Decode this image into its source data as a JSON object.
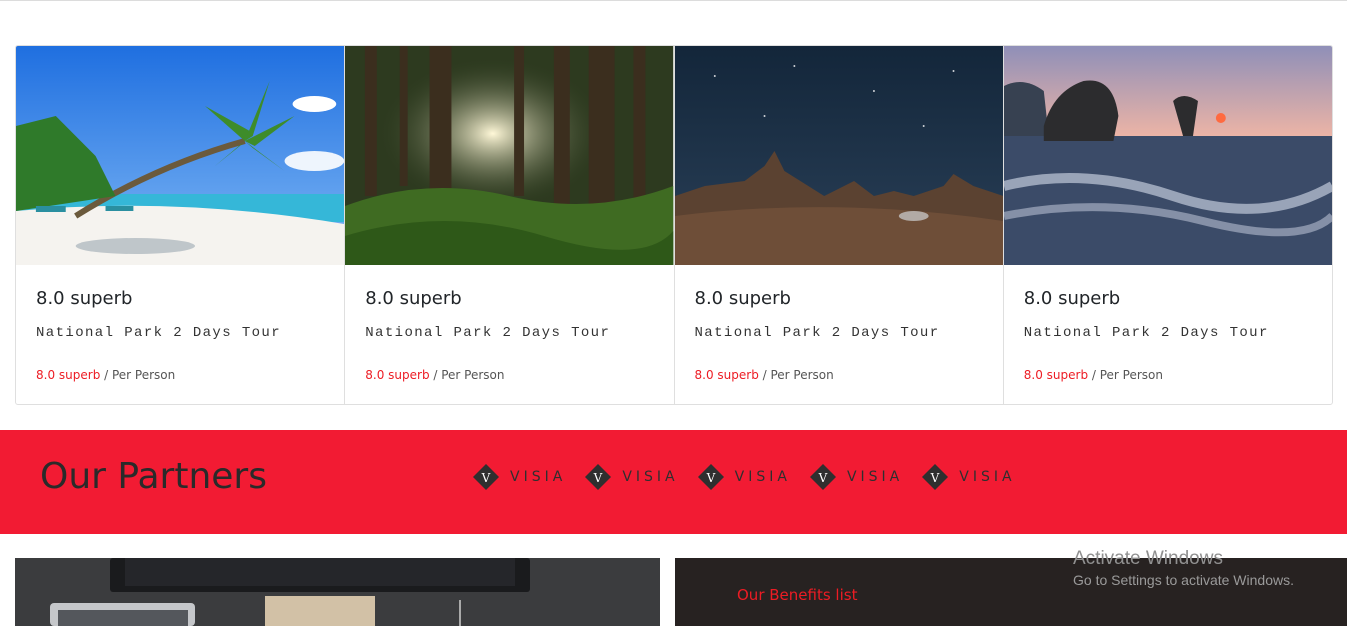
{
  "cards": [
    {
      "rating": "8.0 superb",
      "title": "National Park 2 Days Tour",
      "price_highlight": "8.0 superb",
      "price_suffix": " / Per Person",
      "image": "tropical-beach"
    },
    {
      "rating": "8.0 superb",
      "title": "National Park 2 Days Tour",
      "price_highlight": "8.0 superb",
      "price_suffix": " / Per Person",
      "image": "forest-sunlight"
    },
    {
      "rating": "8.0 superb",
      "title": "National Park 2 Days Tour",
      "price_highlight": "8.0 superb",
      "price_suffix": " / Per Person",
      "image": "desert-night"
    },
    {
      "rating": "8.0 superb",
      "title": "National Park 2 Days Tour",
      "price_highlight": "8.0 superb",
      "price_suffix": " / Per Person",
      "image": "rocky-sea-sunset"
    }
  ],
  "partners": {
    "title": "Our Partners",
    "logos": [
      {
        "letter": "V",
        "word": "VISIA"
      },
      {
        "letter": "V",
        "word": "VISIA"
      },
      {
        "letter": "V",
        "word": "VISIA"
      },
      {
        "letter": "V",
        "word": "VISIA"
      },
      {
        "letter": "V",
        "word": "VISIA"
      }
    ]
  },
  "benefits": {
    "label": "Our Benefits list"
  },
  "windows_watermark": {
    "title": "Activate Windows",
    "subtitle": "Go to Settings to activate Windows."
  },
  "colors": {
    "accent": "#f21b33",
    "highlight": "#ed1c24",
    "dark": "#272221"
  }
}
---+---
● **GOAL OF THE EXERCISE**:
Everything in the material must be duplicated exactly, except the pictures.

● **OUTPUT FOR THIS EXERCISE**:
Decode this image into its source data as a JSON object.
{
  "cards": [
    {
      "rating": "8.0 superb",
      "title": "National Park 2 Days Tour",
      "price_highlight": "8.0 superb",
      "price_suffix": " / Per Person",
      "image": "tropical-beach"
    },
    {
      "rating": "8.0 superb",
      "title": "National Park 2 Days Tour",
      "price_highlight": "8.0 superb",
      "price_suffix": " / Per Person",
      "image": "forest-sunlight"
    },
    {
      "rating": "8.0 superb",
      "title": "National Park 2 Days Tour",
      "price_highlight": "8.0 superb",
      "price_suffix": " / Per Person",
      "image": "desert-night"
    },
    {
      "rating": "8.0 superb",
      "title": "National Park 2 Days Tour",
      "price_highlight": "8.0 superb",
      "price_suffix": " / Per Person",
      "image": "rocky-sea-sunset"
    }
  ],
  "partners": {
    "title": "Our Partners",
    "logos": [
      {
        "letter": "V",
        "word": "VISIA"
      },
      {
        "letter": "V",
        "word": "VISIA"
      },
      {
        "letter": "V",
        "word": "VISIA"
      },
      {
        "letter": "V",
        "word": "VISIA"
      },
      {
        "letter": "V",
        "word": "VISIA"
      }
    ]
  },
  "benefits": {
    "label": "Our Benefits list"
  },
  "windows_watermark": {
    "title": "Activate Windows",
    "subtitle": "Go to Settings to activate Windows."
  },
  "colors": {
    "accent": "#f21b33",
    "highlight": "#ed1c24",
    "dark": "#272221"
  }
}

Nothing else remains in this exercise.